Exercise:
Find how many lines in the data below mention "Horária". Give the number only.

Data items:
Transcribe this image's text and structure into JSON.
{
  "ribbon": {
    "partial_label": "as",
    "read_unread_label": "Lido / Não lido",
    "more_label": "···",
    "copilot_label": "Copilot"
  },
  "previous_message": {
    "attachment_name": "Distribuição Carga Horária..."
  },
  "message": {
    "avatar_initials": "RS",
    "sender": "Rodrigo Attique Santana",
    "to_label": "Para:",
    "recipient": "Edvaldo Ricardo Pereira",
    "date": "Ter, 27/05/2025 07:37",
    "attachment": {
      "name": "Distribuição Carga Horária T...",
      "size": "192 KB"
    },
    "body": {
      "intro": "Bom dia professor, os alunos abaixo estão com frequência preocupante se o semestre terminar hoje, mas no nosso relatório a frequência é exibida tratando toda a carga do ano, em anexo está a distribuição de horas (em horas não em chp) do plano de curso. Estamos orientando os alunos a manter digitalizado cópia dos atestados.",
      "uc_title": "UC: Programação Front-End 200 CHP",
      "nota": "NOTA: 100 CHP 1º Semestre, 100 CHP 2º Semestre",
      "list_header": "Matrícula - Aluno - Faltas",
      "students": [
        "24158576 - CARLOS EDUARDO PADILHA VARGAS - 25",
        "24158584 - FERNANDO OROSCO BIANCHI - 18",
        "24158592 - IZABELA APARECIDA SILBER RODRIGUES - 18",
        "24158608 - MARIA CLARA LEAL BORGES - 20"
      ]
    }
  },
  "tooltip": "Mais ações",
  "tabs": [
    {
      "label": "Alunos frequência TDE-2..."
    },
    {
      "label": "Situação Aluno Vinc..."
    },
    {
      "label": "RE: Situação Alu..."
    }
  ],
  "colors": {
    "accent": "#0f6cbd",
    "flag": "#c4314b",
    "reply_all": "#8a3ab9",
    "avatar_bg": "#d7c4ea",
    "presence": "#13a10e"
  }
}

Exercise result:
2